If you’re not a morning person, perhaps this is the best way to begin your day. Emerson says, “To do this is to condition circumstances instead of being conditioned by them.” Wouldn’t you like to be able to do that—not to allow events and other people to set the tone for your day? Determine to be happy from the very start.

[God’s] compassions never fail. They are new every morning; great is [his] faithfulness. (Lamentations 3:22-23)

September 15, 2014

STOP AND THINK - Love one another and you will be happy. It is as simple and as difficult as that (Michael Leunig, Australian cultural commentator)

Once again we are reminded that to experience real happiness we must be focused outside ourselves. But, as Leunig suggests, it isn’t always easy to think of others first. Some people are not very loveable, so it can be difficult to act toward them in caring ways. But that’s what love is all about. So, treat others well, and you can be happy.

Be completely humble and gentle; be patient, bearing with one another in love. (Ephesians 4:2)

September 14, 2014

STOP AND THINK - We don’t laugh because we are happy—we’re happy because we laugh. (William James, 19th & 20th century American philosopher)

Laughter may very well be an accurate indication of someone’s state of mind. But James is turning common wisdom around. Surely, when we hear someone laughing, we can rightly assume that that person is happy. But, of course, that is not always true. It is true, however, that laughter does change our expression and, perhaps, our attitude. Laugh and be happy!

He will yet fill your mouth with laughter and your lips with shouts of joy. (Job 8:21)


September 13, 2014

STOP AND THINK - Genuine happiness consists in those spiritual qualities of love, compassion, patience, tolerance, and forgiveness. (The Dalai Lama)

He went on to say, “For it is these which provide both for our happiness and others’ happiness.” The qualities he referred to are all directed outward. They can be shown only in relationship to others. It reminds us that we can’t really be happy if we are focused only on ourselves. We must be positively involved with others. They will be happy, and so will we!

Clothe yourselves with compassion, kindness, humility, gentleness and patience. (Colossians 3:12)

September 12, 2014

STOP AND THINK - Happiness does not depend on outward things, but on the way we see them. (Leo Tolstoy, 19th & 20th century Russian writer and philosopher)

So many people are looking outside themselves to find happiness.

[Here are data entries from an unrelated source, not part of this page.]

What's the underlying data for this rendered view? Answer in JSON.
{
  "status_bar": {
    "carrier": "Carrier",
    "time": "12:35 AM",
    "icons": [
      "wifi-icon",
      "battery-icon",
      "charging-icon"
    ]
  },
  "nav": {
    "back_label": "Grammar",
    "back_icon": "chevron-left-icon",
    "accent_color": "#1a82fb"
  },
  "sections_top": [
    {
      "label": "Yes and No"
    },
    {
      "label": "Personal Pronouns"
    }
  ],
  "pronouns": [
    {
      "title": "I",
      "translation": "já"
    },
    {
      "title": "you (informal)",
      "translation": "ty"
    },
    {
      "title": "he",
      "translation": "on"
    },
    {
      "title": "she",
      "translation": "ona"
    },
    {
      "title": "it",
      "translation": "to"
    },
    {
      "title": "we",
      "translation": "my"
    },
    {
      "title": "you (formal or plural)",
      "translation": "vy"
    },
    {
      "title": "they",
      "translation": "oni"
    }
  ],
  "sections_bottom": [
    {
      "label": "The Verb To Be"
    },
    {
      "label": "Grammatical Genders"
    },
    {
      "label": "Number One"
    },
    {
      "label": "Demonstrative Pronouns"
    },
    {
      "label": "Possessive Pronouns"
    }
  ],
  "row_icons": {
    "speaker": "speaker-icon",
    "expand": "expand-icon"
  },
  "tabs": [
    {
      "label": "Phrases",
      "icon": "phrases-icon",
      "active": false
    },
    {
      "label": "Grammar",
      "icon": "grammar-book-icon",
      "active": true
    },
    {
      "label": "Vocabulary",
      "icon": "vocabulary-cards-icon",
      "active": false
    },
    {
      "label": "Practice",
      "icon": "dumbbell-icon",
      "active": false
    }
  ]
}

They try entertainment, look to other people or the accumulation of things—and most often are disappointed. Tolstoy doesn’t advise such people to look into themselves (which might be good advice), but that they should take another look at things. Our perspective certainly affects our view of things.

Let your eyes look straight ahead; fix your gaze directly before you. Give careful thought to the paths for your feet and be steadfast in all your ways. (Proverbs 4:25-26)

September 11, 2014

STOP AND THINK - Happy is he who learns from the misfortunes of others. (Aesops Fables)

Life’s adversities often cause depression and the temptation to give up. But if we can learn from others’ problems how to avoid those awful results, we can learn even more from our own misfortunes. They can be great opportunities for learning—learning how to handle stress, how to do better, how to avoid repeated disasters. Don’t give up, learn and grow.

It was good for me to be afflicted so that I might learn your decrees. (Psalm 119:71)